The Danbury Mint Armada Chess Set.
The Danbury Mint Armada Chess Set offered here is a numbered, Limited Edition. The Armada chess set was issued by Danbury Mint, by subscription only in 1988 to commemorate the 400th anniversary of the defeat of the Spanish Armada. The chess set contains 32 Pewter portrait sculptures mounted atop octagonal Red and Blue enameled embellishments resting cushioned with gold-embossed blue and red leather base pads, gold-embossed with the names of the respective pieces and pawns. The opposing armies represent the 16th century Spanish court versus the Elizabethan court. The pawns are each modeled as different fighting galleons. The king stands 3,in. and the pawns are approximately 2 in.

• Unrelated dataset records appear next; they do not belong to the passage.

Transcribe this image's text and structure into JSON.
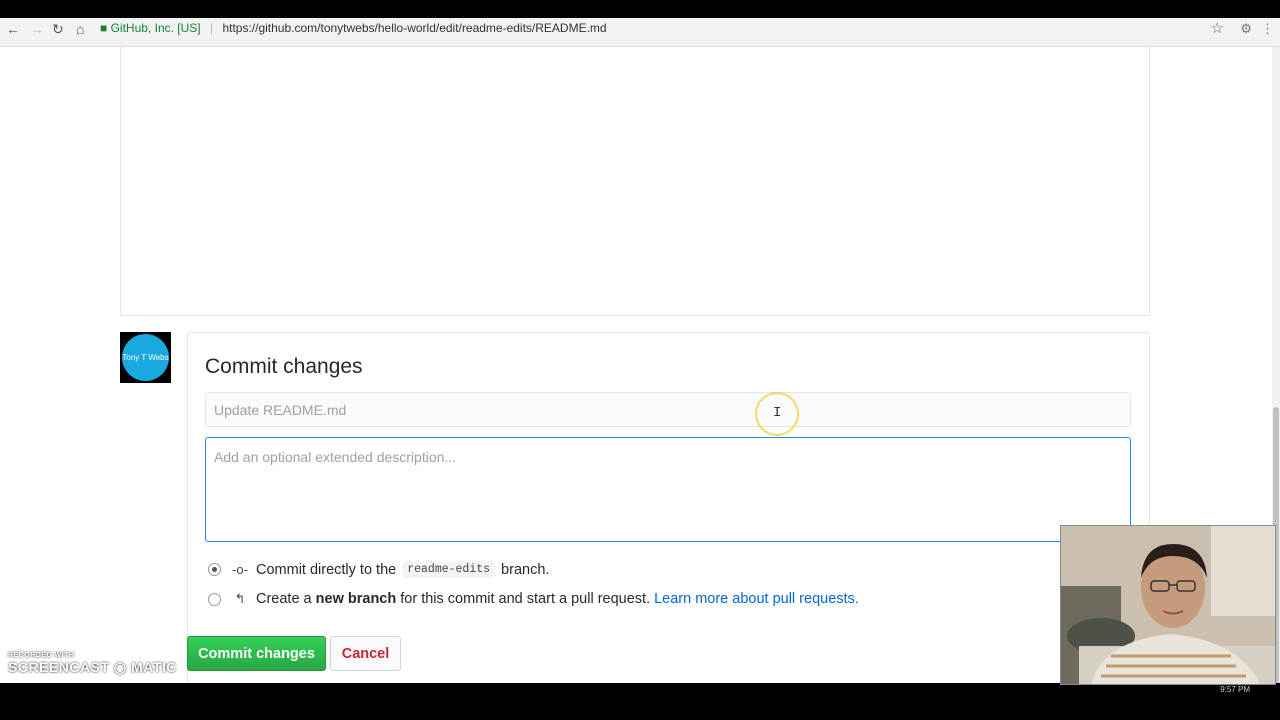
{
  "browser": {
    "security_label": "GitHub, Inc. [US]",
    "url": "https://github.com/tonytwebs/hello-world/edit/readme-edits/README.md"
  },
  "avatar": {
    "text": "Tony T Webs"
  },
  "commit": {
    "title": "Commit changes",
    "summary_placeholder": "Update README.md",
    "description_placeholder": "Add an optional extended description...",
    "option_direct": {
      "prefix": "Commit directly to the",
      "branch": "readme-edits",
      "suffix": "branch."
    },
    "option_new_branch": {
      "prefix": "Create a",
      "bold": "new branch",
      "suffix": "for this commit and start a pull request.",
      "link": "Learn more about pull requests."
    },
    "commit_button": "Commit changes",
    "cancel_button": "Cancel"
  },
  "watermark": {
    "line1": "RECORDED WITH",
    "line2": "SCREENCAST",
    "line3": "MATIC"
  },
  "taskbar": {
    "clock": "9:57 PM"
  },
  "colors": {
    "accent_green": "#28a745",
    "link_blue": "#0366d6",
    "cancel_red": "#cb2431",
    "avatar_blue": "#19a9e0"
  }
}
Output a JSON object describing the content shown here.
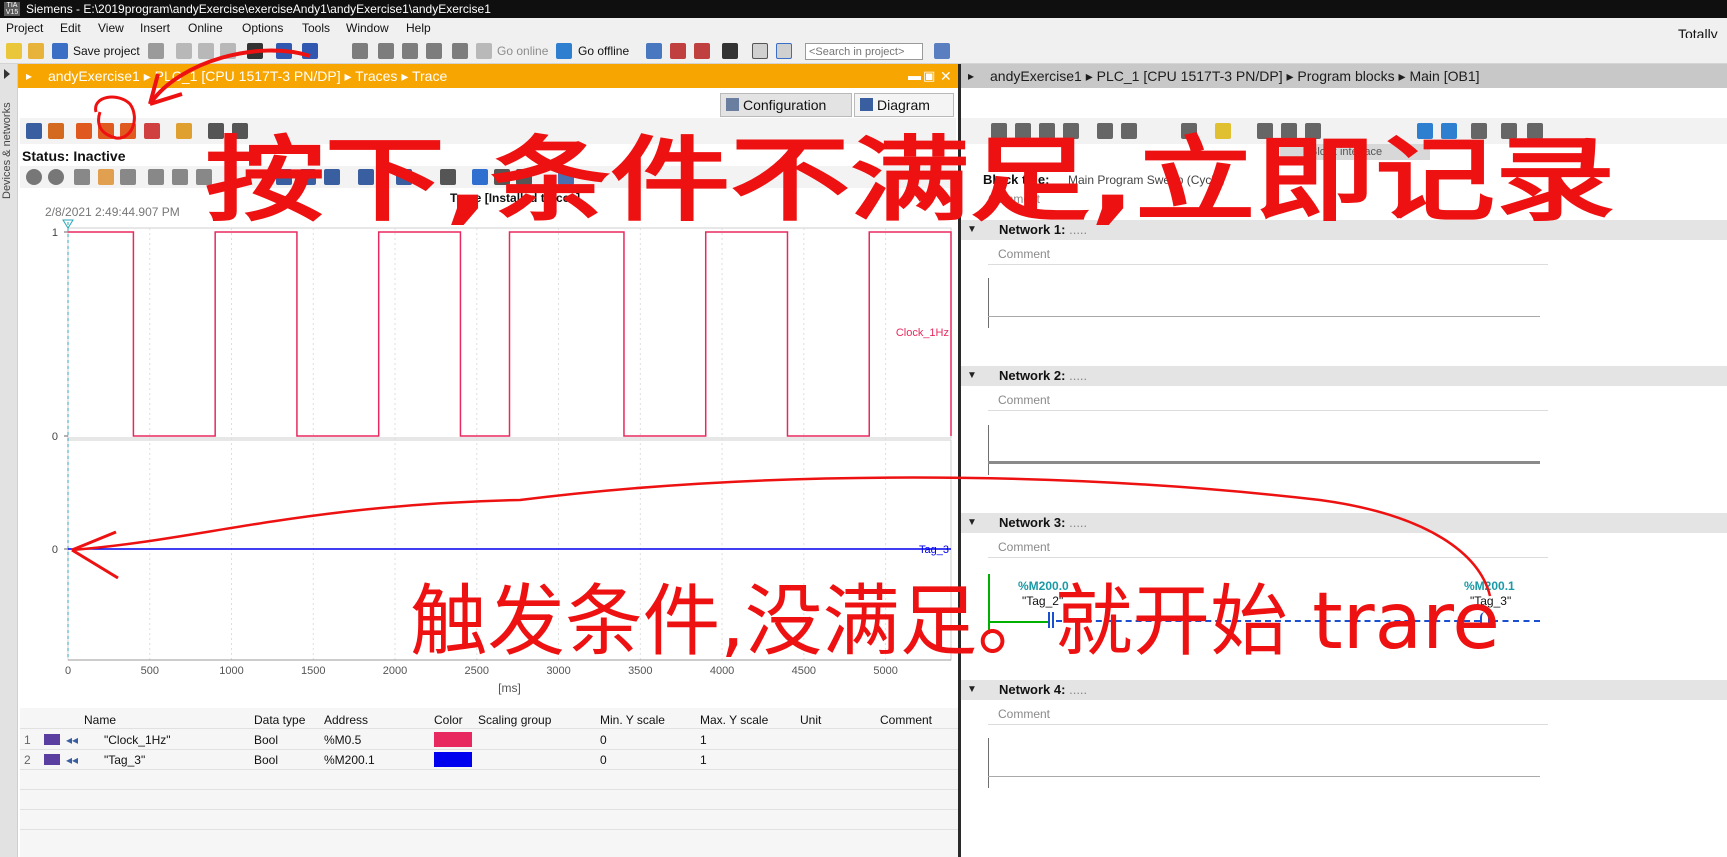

The Danbury Mint Armada Chess Pieces are housed in a fitted presentation oak chessboard/box with the original certificate of authenticity, Serial Number 2418, and an accompanying historical booklet. The chessboard forms the lid of the presentation box and is reversible. The top of chess box lifts off to reveal separate storage compartments for each of the thirty-two chess pieces. The presentation chessboard/box measures 15-3/4″ x 15-3/4″ x 3″ tall and is solid oak. Also included with the Danbury Mint Armada Chess Set is the Armada Chess Set booklet, which details the history of the battle, a short history of each of the characters and galleons, and the role they played. The Danbury Mint Armada chess set is no longer manufactured. The chess set is complete and in like new condition.
A brief History of this Historic Sea Battle.
The Spanish Armada was a Spanish fleet of 130 ships that sailed from A Coruña in late May 1588, under the command of the Duke of Medina Sidonia, with the purpose of escorting an army from Flanders to invade England. The strategic aim was to overthrow Queen Elizabeth I and her establishment of Protestantism in England, with the expectation that this would put a stop to English interference in the Spanish Netherlands and to the harm caused to Spanish interests by English and Dutch privateering.
The Armada chose not to attack the English fleet at Plymouth, then failed to establish a temporary anchorage in the Solent, after one Spanish ship had been captured by Sir Francis Drake in the English Channel. The Armada finally dropped anchor off Calais. While awaiting communications from the Duke of Parma’s army, the Armada was scattered by an English fire-ship attack. In the ensuing Battle of Gravelines the Spanish fleet was damaged and forced to abandon its rendezvous with Parma’s army, who were blockaded in harbor by Dutch fly-boats. The Armada managed to regroup and, driven by southwest winds, withdrew north, with the English fleet harrying it up the east coast of England. The commander ordered a return to Spain, but the Armada was disrupted during severe storms in the North Atlantic and a large number of the vessels were wrecked on the coasts of Scotland and Ireland. Of the initial 130 ships over a third failed to return. As Martin and Parker explain, “Philip II attempted to invade England, but his plans miscarried, partly because of his own mismanagement, unfortunate weather, and partly because the opportunistic defensive naval efforts of the English and their Dutch allies (the use of ships set afire and sailed into the anchored Armada to create panic) prevailed.”
The expedition was the largest engagement of the undeclared Anglo-Spanish War (1585–1604). The following year, England organised a similar large-scale campaign against Spain, the English Armada or “counter-Armada of 1589”, which was also unsuccessful. A more detailed of the famous sea battle can be found here.
History of the Danbury Mint
The Danbury Mint was founded in Westport, Connecticut, by Ralph Glendinning and Ted Stanley in 1969, as a subsidiary of Glendinning Companies. Their first product was a series of medals commemorating the Apollo 11 moon landing. The Danbury Mint has since created many commemorative items—figurines, collector plates, dolls, die-cast cars, etc.—based on historical events and people.